What is a Slot Machine?


Slot machines are a popular casino game that’s based on a simple idea. They’ve been a favorite for both casual and expert gamblers since they first hit the market in the mid 1990s, and they have grown increasingly popular online, too. Despite their simplicity, slot games are rich and diverse, with exciting themes, bonus features, and ways to win that will keep you coming back for more!

A slot is a narrow opening or groove. The word can be found in many other words, like sloth and slit, but it is especially common in the sense of “to slot into something.”

This term is also used in the context of airport coordination to refer to limits on planned aircraft operations during certain times of day. Air traffic control is responsible for this, and it is different from a slot in an airplane or plane, which is when the flight is diverted to a different terminal while the aircraft is still in flight.

There are some interesting variations of the slot machine game, including those that use pictures on a screen rather than actual reels. In these instances, the outcome is decided by a random number generator. The RNG is regulated by law, so it’s safe to play at casinos and other respectable gambling sites.
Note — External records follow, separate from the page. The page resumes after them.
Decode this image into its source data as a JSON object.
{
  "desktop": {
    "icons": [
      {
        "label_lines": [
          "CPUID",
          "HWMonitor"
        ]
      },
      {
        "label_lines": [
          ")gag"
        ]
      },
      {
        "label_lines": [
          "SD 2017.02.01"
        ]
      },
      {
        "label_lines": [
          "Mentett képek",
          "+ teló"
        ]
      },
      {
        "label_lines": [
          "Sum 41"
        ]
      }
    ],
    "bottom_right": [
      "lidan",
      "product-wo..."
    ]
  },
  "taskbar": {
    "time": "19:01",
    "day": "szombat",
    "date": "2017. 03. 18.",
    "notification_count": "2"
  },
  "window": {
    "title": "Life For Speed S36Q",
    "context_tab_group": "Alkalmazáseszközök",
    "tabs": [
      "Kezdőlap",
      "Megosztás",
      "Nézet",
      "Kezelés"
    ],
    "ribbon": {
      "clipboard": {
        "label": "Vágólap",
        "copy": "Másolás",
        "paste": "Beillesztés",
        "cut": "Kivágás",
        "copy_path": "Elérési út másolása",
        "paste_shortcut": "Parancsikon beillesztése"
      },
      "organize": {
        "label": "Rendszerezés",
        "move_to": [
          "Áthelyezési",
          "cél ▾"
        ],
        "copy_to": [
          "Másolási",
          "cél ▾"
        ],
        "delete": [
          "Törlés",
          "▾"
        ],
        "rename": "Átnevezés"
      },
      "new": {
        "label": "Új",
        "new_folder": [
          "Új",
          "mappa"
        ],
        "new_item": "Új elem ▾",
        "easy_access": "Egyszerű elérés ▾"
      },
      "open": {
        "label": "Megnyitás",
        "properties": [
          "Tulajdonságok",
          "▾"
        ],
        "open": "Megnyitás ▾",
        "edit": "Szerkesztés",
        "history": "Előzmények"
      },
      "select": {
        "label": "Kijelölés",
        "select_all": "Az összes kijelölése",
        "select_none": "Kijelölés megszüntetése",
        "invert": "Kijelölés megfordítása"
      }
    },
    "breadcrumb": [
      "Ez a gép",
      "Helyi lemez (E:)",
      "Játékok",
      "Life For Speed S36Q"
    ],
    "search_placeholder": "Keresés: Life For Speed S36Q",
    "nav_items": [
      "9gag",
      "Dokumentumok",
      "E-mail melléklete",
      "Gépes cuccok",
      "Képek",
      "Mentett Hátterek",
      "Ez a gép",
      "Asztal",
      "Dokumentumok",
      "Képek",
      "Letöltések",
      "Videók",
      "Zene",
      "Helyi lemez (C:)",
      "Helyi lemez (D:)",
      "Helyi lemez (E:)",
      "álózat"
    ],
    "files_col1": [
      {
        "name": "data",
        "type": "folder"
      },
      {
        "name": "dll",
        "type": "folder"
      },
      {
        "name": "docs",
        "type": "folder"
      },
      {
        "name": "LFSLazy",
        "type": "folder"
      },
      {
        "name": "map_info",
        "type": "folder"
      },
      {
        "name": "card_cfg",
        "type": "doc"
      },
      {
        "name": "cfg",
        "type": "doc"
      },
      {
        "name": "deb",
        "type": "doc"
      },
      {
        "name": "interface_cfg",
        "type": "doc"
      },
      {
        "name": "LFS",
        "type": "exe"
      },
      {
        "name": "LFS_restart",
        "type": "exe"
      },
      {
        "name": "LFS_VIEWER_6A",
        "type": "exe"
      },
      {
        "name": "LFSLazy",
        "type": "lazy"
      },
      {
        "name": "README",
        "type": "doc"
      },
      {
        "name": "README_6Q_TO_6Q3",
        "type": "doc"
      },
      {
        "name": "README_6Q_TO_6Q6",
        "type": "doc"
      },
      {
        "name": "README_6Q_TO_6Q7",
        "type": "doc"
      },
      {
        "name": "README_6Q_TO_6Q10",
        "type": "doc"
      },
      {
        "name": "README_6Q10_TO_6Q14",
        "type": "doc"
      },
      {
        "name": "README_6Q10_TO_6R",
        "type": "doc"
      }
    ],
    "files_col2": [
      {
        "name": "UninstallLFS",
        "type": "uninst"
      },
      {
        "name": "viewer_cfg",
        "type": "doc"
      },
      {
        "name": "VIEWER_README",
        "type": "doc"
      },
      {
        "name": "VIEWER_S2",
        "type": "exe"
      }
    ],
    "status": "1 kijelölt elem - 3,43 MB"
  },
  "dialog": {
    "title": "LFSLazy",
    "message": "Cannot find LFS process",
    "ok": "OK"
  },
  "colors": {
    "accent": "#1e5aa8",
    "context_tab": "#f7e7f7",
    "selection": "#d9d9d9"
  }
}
The pay table is the part of a slot game that shows what you’ll win if you land three, four, or five particular symbols on the screen. It will usually tell you how much you’ll win if you land three, but sometimes it will include details of special symbols and bonus games. These can be fun and often include free spins, multipliers, and other extra features that will make the experience even more rewarding.

Most modern slot machines are computer-controlled. In the past, mechanical designs were the norm. This gave way to electrical machines that still rely on the same basic principles, but with flashier lights and sound displays.

In a computer-controlled slot, the reels are controlled by an algorithm. The system determines whether the machine has won or lost, and it also decides how much money to payout to players. It can also be configured to change the odds of a payout (how loose or tight it is).

A slot receiver is a wide receiver who primarily lines up in the slot, the area between the offensive linemen and the outer wide receivers on the field. Unlike the other receivers, who typically line up on the outside, slot receivers are more often tasked with running complicated routes that require elusion and evasion skills.

They are also able to carry the ball from time to time, as they are faster than most of their opponents. This is a particularly important skill to have, as they may be called into pre-snap motion by the quarterback on some plays, and they can run the ball with great speed once the ball is snapped.

There are a lot of skills that a slot receiver needs to have, but speed is probably the most important. They must be able to catch the ball quickly, have good hands, and be quick on their feet. They must also be able to run well on short and long routes, and they should have strong legs so that they can outrun the defense.